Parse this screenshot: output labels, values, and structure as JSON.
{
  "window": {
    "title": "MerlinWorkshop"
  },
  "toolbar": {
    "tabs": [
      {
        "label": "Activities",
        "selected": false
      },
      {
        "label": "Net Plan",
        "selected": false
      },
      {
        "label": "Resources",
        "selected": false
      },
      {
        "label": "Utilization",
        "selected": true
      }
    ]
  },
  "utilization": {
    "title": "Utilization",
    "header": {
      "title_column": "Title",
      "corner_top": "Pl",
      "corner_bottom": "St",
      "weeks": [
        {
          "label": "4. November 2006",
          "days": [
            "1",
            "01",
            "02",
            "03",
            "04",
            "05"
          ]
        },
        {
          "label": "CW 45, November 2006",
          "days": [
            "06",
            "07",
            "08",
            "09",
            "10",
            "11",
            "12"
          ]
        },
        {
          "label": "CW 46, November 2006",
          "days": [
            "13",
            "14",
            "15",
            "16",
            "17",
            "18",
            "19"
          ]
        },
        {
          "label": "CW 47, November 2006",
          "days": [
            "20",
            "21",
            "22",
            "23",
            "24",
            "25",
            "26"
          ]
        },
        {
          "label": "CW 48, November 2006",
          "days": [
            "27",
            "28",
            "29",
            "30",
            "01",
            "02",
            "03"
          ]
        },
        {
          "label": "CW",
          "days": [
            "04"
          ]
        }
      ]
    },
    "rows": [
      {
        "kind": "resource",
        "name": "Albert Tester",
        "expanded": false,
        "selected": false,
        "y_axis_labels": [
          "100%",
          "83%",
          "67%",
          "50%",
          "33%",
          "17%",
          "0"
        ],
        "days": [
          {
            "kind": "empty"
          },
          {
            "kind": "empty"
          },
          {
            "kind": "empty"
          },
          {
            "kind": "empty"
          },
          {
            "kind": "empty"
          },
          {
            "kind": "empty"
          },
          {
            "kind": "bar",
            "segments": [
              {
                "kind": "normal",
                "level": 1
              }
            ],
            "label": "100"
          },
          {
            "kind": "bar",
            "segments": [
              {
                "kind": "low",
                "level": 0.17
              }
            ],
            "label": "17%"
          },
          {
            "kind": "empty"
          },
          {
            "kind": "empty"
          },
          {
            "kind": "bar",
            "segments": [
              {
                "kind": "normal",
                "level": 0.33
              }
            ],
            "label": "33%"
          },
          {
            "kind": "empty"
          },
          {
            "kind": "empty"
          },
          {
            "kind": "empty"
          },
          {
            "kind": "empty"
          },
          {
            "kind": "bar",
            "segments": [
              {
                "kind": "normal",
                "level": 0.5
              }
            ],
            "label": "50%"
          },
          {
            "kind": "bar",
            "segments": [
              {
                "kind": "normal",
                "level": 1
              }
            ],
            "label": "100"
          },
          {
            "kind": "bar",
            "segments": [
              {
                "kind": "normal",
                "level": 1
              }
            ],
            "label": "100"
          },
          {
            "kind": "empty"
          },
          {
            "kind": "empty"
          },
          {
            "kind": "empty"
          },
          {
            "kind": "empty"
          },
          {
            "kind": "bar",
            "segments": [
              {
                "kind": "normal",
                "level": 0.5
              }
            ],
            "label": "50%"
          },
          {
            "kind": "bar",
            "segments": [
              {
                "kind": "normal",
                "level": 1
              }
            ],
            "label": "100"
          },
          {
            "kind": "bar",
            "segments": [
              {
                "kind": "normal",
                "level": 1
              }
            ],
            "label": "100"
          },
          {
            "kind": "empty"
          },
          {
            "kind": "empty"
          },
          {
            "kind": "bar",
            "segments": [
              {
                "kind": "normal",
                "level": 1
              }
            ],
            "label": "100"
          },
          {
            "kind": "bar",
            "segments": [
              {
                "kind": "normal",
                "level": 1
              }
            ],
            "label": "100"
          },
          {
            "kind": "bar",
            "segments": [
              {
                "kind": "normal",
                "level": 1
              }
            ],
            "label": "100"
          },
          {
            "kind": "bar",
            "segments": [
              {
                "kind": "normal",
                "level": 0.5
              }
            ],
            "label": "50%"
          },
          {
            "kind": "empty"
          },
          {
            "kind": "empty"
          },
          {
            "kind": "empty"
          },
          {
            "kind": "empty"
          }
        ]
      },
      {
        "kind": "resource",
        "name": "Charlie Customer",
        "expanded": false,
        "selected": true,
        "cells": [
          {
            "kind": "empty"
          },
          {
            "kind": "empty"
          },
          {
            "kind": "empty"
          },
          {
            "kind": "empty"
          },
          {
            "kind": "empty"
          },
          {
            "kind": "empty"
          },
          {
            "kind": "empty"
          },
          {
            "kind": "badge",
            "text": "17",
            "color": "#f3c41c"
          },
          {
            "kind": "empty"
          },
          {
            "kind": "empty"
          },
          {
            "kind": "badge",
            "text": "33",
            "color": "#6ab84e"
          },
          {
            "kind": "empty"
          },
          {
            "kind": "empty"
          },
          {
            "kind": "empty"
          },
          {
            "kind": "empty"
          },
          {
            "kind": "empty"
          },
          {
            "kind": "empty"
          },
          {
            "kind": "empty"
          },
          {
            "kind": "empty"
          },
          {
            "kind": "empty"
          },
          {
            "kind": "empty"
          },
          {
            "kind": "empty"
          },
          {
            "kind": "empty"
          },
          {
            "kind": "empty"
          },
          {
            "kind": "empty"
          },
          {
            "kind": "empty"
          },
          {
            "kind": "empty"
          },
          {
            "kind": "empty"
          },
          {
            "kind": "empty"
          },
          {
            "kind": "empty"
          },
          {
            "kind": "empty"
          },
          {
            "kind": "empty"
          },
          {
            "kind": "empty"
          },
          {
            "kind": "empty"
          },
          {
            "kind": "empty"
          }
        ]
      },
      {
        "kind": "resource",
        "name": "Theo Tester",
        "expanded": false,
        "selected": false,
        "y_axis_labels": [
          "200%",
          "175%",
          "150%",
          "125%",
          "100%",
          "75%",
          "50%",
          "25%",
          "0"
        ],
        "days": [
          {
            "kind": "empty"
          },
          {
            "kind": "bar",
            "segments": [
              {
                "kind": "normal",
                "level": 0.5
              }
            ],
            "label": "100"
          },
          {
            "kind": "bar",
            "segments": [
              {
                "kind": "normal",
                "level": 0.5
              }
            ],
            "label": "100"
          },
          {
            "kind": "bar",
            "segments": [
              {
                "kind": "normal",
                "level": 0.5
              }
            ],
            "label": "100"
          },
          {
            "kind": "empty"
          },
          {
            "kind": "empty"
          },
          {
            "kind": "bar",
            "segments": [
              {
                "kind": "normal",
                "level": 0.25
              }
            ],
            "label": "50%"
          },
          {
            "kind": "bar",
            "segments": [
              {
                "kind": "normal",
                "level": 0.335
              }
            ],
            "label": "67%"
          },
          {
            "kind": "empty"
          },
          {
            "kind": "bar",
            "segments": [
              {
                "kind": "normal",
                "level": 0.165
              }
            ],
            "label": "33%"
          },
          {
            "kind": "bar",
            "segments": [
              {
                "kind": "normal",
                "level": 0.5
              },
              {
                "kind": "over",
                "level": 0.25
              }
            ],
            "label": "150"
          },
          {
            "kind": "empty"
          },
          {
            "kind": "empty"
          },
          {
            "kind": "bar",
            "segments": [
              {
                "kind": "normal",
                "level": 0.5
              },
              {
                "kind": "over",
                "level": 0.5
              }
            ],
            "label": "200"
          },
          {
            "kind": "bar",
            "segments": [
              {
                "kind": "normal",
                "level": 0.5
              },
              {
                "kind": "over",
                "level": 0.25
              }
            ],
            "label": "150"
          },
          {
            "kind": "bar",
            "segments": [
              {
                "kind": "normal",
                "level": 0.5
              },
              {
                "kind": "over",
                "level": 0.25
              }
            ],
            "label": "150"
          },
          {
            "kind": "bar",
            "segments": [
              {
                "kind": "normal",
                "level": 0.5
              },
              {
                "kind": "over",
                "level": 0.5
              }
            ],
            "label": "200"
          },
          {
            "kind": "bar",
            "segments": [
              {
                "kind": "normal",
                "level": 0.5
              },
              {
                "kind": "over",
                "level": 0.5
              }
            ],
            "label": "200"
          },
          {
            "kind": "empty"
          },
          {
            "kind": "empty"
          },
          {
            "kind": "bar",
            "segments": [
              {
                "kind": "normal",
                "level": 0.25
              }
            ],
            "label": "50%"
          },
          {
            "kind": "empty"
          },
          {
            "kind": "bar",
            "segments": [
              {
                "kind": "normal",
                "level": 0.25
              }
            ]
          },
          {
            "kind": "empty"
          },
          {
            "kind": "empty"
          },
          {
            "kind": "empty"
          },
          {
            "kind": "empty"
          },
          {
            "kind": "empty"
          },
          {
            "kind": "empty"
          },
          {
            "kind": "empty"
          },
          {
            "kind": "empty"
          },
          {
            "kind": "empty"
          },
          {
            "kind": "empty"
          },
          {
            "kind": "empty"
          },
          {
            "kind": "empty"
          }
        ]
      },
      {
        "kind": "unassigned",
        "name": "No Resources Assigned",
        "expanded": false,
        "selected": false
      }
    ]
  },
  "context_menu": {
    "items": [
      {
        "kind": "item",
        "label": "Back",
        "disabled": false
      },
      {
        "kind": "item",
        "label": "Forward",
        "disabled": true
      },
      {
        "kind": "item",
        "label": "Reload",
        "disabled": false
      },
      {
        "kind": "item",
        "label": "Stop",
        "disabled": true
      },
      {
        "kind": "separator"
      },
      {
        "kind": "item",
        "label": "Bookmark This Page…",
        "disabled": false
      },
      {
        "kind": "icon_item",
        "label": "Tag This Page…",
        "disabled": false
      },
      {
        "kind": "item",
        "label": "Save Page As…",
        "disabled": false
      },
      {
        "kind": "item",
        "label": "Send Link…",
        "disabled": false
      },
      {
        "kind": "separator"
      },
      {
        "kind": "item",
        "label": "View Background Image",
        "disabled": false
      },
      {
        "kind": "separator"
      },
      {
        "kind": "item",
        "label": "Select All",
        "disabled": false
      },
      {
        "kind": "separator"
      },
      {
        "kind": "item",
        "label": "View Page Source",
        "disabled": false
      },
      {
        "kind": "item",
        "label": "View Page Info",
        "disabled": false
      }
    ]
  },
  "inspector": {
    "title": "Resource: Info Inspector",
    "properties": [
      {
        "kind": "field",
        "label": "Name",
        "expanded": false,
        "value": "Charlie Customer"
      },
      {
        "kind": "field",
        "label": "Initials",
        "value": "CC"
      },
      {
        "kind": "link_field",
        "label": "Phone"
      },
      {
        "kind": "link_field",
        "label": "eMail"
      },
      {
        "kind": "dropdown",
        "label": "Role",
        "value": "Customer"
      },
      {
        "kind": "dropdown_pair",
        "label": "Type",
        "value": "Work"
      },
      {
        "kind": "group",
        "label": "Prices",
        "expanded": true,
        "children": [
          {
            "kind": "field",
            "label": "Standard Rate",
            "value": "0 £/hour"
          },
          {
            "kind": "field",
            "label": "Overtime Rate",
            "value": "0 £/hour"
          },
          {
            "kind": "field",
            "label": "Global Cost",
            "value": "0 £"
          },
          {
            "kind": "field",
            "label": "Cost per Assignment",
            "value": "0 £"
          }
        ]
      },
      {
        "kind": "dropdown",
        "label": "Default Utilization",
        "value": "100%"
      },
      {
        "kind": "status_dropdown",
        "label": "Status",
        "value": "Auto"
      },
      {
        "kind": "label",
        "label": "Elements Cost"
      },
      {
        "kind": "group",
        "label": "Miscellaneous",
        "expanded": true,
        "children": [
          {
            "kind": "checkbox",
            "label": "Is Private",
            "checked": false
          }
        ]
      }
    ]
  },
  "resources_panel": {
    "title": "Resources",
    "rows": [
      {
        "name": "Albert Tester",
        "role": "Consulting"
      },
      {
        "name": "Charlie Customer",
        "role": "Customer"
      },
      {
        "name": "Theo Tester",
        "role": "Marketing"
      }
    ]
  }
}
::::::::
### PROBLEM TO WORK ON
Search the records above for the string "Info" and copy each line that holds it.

### EXPECTED ANSWER
        "label": "View Page Info",
    "title": "Resource: Info Inspector",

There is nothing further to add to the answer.